The results of the publication of the list could fly in the face of a Competition Commission ruling from 2004 on the anti-competitive effects of collectively setting healthcare pricing by organisations such as the South African Medical Association and the South African Dental Association whose members are effectively prevented from discussing costs and pricing of services amongst themselves. It could also terminally weaken the financial position of marginal medical practices.
Some of the prices on the draft list are much, much lower than what certain medical schemes are currently paying for the healthcare services concerned - with no explanation provided for the discrepancy.
Medical schemes are fairly transparent with regards to indicating what they will and won't pay for however, what is covered is out of step with what we see on the draft list. This could be the last straw for practices already struggling to keep their heads above water, forcing more doctors overseas or out of the rural areas - a situation that the country's healthcare system can ill afford.
Public consultation a problem
Another flaw of the tariff-making process to date is the lack of meaningful public consultation.

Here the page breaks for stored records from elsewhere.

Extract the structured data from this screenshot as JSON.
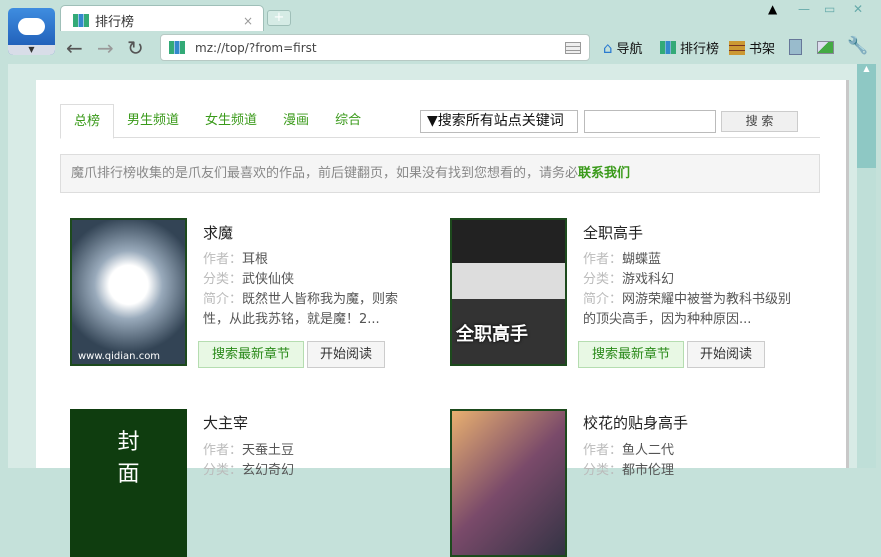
{
  "browser": {
    "tab_title": "排行榜",
    "tab_close": "×",
    "new_tab": "+",
    "address": "mz://top/?from=first",
    "bookmarks": [
      {
        "label": "导航",
        "icon": "home-icon"
      },
      {
        "label": "排行榜",
        "icon": "chart-icon"
      },
      {
        "label": "书架",
        "icon": "bookshelf-icon"
      }
    ],
    "window_buttons": [
      "pin",
      "minimize",
      "maximize",
      "close"
    ]
  },
  "page": {
    "tabs": [
      "总榜",
      "男生频道",
      "女生频道",
      "漫画",
      "综合"
    ],
    "search_scope": "▼搜索所有站点关键词",
    "search_value": "",
    "search_button": "搜 索",
    "notice_text": "魔爪排行榜收集的是爪友们最喜欢的作品，前后键翻页，如果没有找到您想看的，请务必",
    "notice_link": "联系我们",
    "labels": {
      "author": "作者：",
      "category": "分类：",
      "intro": "简介："
    },
    "buttons": {
      "search_chapter": "搜索最新章节",
      "start_read": "开始阅读"
    },
    "books": [
      {
        "title": "求魔",
        "author": "耳根",
        "category": "武侠仙侠",
        "intro": "既然世人皆称我为魔，则索性，从此我苏铭，就是魔！2...",
        "cover_text": "www.qidian.com"
      },
      {
        "title": "全职高手",
        "author": "蝴蝶蓝",
        "category": "游戏科幻",
        "intro": "网游荣耀中被誉为教科书级别的顶尖高手，因为种种原因...",
        "cover_text": "全职高手"
      },
      {
        "title": "大主宰",
        "author": "天蚕土豆",
        "category": "玄幻奇幻",
        "cover_text": "封面"
      },
      {
        "title": "校花的贴身高手",
        "author": "鱼人二代",
        "category": "都市伦理"
      }
    ]
  }
}
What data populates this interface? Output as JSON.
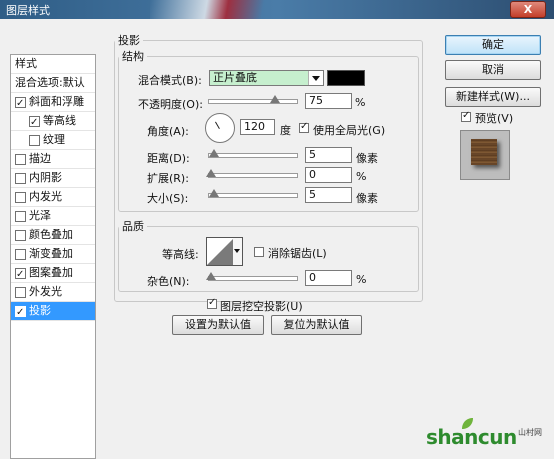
{
  "window": {
    "title": "图层样式",
    "close_symbol": "X"
  },
  "style_list": [
    {
      "label": "样式",
      "checkbox": false,
      "checked": false,
      "indent": 0,
      "selected": false
    },
    {
      "label": "混合选项:默认",
      "checkbox": false,
      "checked": false,
      "indent": 0,
      "selected": false
    },
    {
      "label": "斜面和浮雕",
      "checkbox": true,
      "checked": true,
      "indent": 0,
      "selected": false
    },
    {
      "label": "等高线",
      "checkbox": true,
      "checked": true,
      "indent": 1,
      "selected": false
    },
    {
      "label": "纹理",
      "checkbox": true,
      "checked": false,
      "indent": 1,
      "selected": false
    },
    {
      "label": "描边",
      "checkbox": true,
      "checked": false,
      "indent": 0,
      "selected": false
    },
    {
      "label": "内阴影",
      "checkbox": true,
      "checked": false,
      "indent": 0,
      "selected": false
    },
    {
      "label": "内发光",
      "checkbox": true,
      "checked": false,
      "indent": 0,
      "selected": false
    },
    {
      "label": "光泽",
      "checkbox": true,
      "checked": false,
      "indent": 0,
      "selected": false
    },
    {
      "label": "颜色叠加",
      "checkbox": true,
      "checked": false,
      "indent": 0,
      "selected": false
    },
    {
      "label": "渐变叠加",
      "checkbox": true,
      "checked": false,
      "indent": 0,
      "selected": false
    },
    {
      "label": "图案叠加",
      "checkbox": true,
      "checked": true,
      "indent": 0,
      "selected": false
    },
    {
      "label": "外发光",
      "checkbox": true,
      "checked": false,
      "indent": 0,
      "selected": false
    },
    {
      "label": "投影",
      "checkbox": true,
      "checked": true,
      "indent": 0,
      "selected": true
    }
  ],
  "drop_shadow": {
    "section_title": "投影",
    "structure_title": "结构",
    "blend_mode_label": "混合模式(B):",
    "blend_mode_value": "正片叠底",
    "blend_color": "#000000",
    "opacity_label": "不透明度(O):",
    "opacity_value": "75",
    "opacity_unit": "%",
    "angle_label": "角度(A):",
    "angle_value": "120",
    "angle_unit": "度",
    "global_light_label": "使用全局光(G)",
    "global_light_checked": true,
    "distance_label": "距离(D):",
    "distance_value": "5",
    "distance_unit": "像素",
    "spread_label": "扩展(R):",
    "spread_value": "0",
    "spread_unit": "%",
    "size_label": "大小(S):",
    "size_value": "5",
    "size_unit": "像素",
    "quality_title": "品质",
    "contour_label": "等高线:",
    "anti_alias_label": "消除锯齿(L)",
    "anti_alias_checked": false,
    "noise_label": "杂色(N):",
    "noise_value": "0",
    "noise_unit": "%",
    "knockout_label": "图层挖空投影(U)",
    "knockout_checked": true,
    "make_default_label": "设置为默认值",
    "reset_default_label": "复位为默认值"
  },
  "buttons": {
    "ok": "确定",
    "cancel": "取消",
    "new_style": "新建样式(W)...",
    "preview_label": "预览(V)",
    "preview_checked": true
  },
  "watermark": {
    "text": "shancun",
    "small_text": "山村网"
  },
  "colors": {
    "selected": "#3399ff",
    "blend_highlight": "#c6efce",
    "title_bar": "#3a6b96"
  }
}
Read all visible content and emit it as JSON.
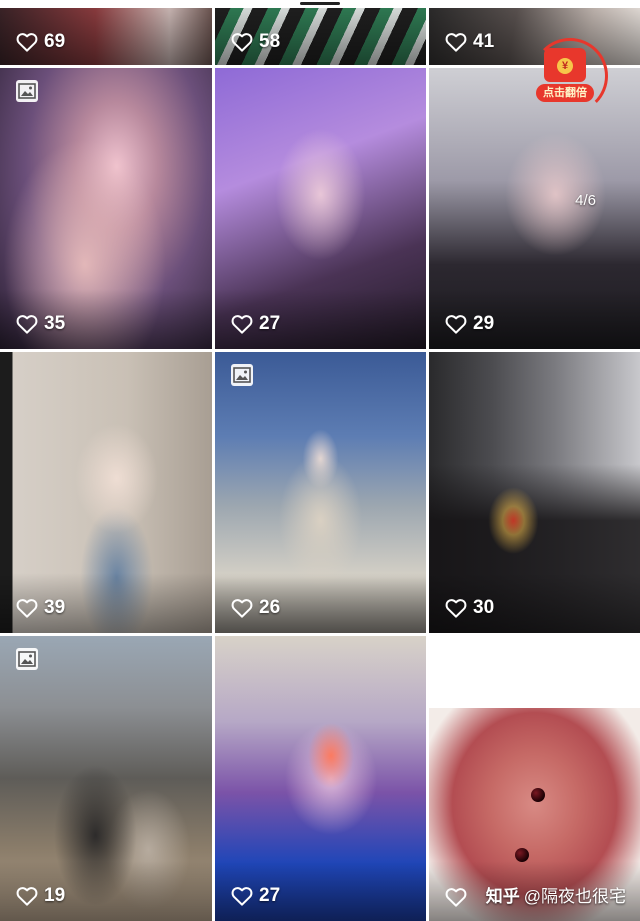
{
  "grid": {
    "posts": [
      {
        "likes": "69",
        "has_image_badge": false
      },
      {
        "likes": "58",
        "has_image_badge": false
      },
      {
        "likes": "41",
        "has_image_badge": false
      },
      {
        "likes": "35",
        "has_image_badge": true
      },
      {
        "likes": "27",
        "has_image_badge": false
      },
      {
        "likes": "29",
        "has_image_badge": false
      },
      {
        "likes": "39",
        "has_image_badge": false
      },
      {
        "likes": "26",
        "has_image_badge": true
      },
      {
        "likes": "30",
        "has_image_badge": false
      },
      {
        "likes": "19",
        "has_image_badge": true
      },
      {
        "likes": "27",
        "has_image_badge": false
      },
      {
        "likes": "",
        "has_image_badge": false
      }
    ]
  },
  "red_packet": {
    "label": "点击翻倍",
    "coin_symbol": "¥"
  },
  "carousel_counter": "4/6",
  "watermark": {
    "site": "知乎",
    "author": "@隔夜也很宅"
  },
  "colors": {
    "accent": "#e8372c",
    "text_on_image": "#ffffff"
  }
}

The council initially published an ethical tariffs list as a fait accompli, without going through a proper consultative process. The list was then withdrawn and republished in its current form with the promise of better public participation.
I think the entire exercise is an attempt eventually to publish a list of tariffs. There are so many issues that need to be understood, including the role of the competition authorities, that one is left with the distinct impression that we are just running through a public consultation process for the sake it.
Should all interested and affected parties not be properly consulted, the issue could have constitutional overtones. If people are ignored, the list will end up in the courts.
As I see it, there are two possible outcomes. We either go through the motions and the HPCSA does what it wants, or a list is published that is something more sensible and the result of a proper consultative process. Hopefully, the current process will give way to a more rational approach.
About the author
Neil Kirby is the director of healthcare and life sciences law at Werksmans Attorneys.